Because we are so concerned about the preservation of America’s Bill of Rights, not to mention the rest of the U. S. Constitution, we were thrilled to learn of the efforts, and effectiveness of the Bill of Rights Institute.
We reached out to BRI President Dr. David Bobb about the group’s outreach with a few questions. What follows are our queries and his responses:
From what you’ve seen, how widely is the Bill of Rights taught in American schools?
The Bill of Rights Institute works with approximately one-quarter of the nation’s secondary school teachers in American history, civics, and social studies. Each teacher reaches on average 100 students per academic year. In most states, students in 5th, 8th, and 11th grades are taught American history. Unfortunately, while students might be exposed in one of those classes to the existence of the Constitution and the Bill of Rights, they are not learning the most basic ideas of the source of rights, government’s purpose, and—most importantly—why all of this matters. So the problem goes well beyond the fact that Americans can’t name the three branches of government, or any of the rights protected in the First Amendment. Rather, students are not being taught what’s at stake in American experiment, and how that experiment impacts each of them. These ideas, if learned at all, seem remote and uninteresting.

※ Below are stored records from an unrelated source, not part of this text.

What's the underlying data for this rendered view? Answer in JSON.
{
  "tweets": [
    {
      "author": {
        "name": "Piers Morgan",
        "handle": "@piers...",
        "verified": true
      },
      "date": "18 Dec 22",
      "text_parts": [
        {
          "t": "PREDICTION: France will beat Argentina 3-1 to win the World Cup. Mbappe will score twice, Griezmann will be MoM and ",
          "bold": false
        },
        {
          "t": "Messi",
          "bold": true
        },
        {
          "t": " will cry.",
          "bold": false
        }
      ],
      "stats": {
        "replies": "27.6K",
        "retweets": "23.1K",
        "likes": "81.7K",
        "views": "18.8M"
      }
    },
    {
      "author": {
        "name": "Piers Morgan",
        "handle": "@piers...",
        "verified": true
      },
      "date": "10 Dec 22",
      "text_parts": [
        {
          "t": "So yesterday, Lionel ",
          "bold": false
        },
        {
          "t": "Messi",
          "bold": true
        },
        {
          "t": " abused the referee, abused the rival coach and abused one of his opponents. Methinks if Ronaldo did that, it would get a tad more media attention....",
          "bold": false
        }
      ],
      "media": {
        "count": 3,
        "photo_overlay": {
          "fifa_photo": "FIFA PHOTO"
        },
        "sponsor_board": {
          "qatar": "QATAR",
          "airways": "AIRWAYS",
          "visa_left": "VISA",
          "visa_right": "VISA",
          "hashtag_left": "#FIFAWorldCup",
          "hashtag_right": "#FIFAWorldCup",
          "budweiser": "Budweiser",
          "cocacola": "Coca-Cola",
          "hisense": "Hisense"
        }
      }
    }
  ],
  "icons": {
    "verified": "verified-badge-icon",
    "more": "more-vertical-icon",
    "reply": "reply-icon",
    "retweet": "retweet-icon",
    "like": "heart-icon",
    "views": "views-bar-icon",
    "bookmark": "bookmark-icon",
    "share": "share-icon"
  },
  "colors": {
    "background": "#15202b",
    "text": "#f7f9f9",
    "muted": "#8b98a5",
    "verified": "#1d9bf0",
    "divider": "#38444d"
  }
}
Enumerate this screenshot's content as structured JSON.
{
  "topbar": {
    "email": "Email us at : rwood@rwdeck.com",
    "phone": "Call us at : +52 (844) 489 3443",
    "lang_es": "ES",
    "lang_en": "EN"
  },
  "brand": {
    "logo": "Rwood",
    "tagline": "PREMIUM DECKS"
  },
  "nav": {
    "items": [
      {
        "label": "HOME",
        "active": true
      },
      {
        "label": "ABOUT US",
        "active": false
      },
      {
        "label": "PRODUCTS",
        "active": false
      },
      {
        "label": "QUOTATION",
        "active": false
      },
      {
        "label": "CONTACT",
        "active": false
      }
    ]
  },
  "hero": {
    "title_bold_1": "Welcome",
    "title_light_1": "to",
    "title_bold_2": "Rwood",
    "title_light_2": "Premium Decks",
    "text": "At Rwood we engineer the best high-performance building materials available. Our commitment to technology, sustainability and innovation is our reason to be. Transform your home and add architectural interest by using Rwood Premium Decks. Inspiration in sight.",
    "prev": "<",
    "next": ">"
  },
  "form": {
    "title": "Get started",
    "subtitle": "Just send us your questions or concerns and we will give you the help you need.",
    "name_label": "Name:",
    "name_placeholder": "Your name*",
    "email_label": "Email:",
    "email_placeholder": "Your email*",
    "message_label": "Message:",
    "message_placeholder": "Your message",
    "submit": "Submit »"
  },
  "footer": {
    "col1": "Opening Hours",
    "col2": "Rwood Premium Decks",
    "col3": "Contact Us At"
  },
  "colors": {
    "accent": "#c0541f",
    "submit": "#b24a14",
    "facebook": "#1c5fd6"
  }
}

What do you hope to accomplish by focusing on free speech in your essay contest?
Free speech is the fulcrum of freedom itself. Without it, tyranny will win out. America’s Founders knew that if citizens are silenced by government, freedom will not last. The Bill of Rights Institute is convinced that as a society we must inculcate the habits of freedom of speech. Starting with college-aged students is too late. So by working with high school students we hope to prepare students for a lifelong commitment to free speech—so that by the time they are in college they demand viewpoint diversity. Currently the culture in academia is one of intolerance, and the only way to reverse that trend, we believe, is to have students in middle and high school own the principles of the Constitution, of which free speech is a lynchpin.
How many teachers and students have signed onto your project or done the essay contest in the past?
In 2016 some 27,000 students were engaged by BRI’s “We the Students” essay contest, with 6,000 of those students submitting essays. That marks a fifteen-fold increase in engagements since 2014, when about 1,700 students were engaged by the project.
What concerns you most about the response you’ve seen from various institutions recently on issues of free speech?
The biggest concern is that students are beset with a real cognitive dissonance. They believe that they are for free speech, even while saying—as the recent Brookings Institution survey revealed—that violence against hate speech is justified (1 out 5 students affirmed this idea). What’s worse is the institutional response that we’ve seen all too often lately, which says, in effect, to students: It’s okay to shut down speakers with whom you disagree, or even inflict violence upon them, because words “wound,” and the emotional harm that might be inflicted on an audience should count for more than the harm done in restricting the free exchange of ideas. Institutions of higher education that allow students to get away with shutting down campus speakers, sometimes even violently, are teaching those students in a way that will have profoundly bad consequences for America’s future. We need courageous university leaders, and lately we’ve seen a lot of cowardice.
How are you able to connect with students on these important issues in a way that captures their attention?
The key thing is to invite students to have a say. Teenagers are trying to find their voice, and the Institute wishes to help them in this process. We also help them with preparation for their exams (Homework Help videos on YouTube), their debates (in a partnership with the National Speech and Debate Association, the largest such group in America), and their extracurriculars (in partnership with the Boy Scouts of America, where at the recently Jamboree we engaged more than 6,000 Scouts, 400 of whom earned merit badges with BRI). Students are quite naturally fans of free speech, so it’s a shame that as a nation we don’t do a better job of showing our young people why this matters to them—and to the nation as a whole. When students see that they are part of that larger, national debate, we find that often they respond beautifully.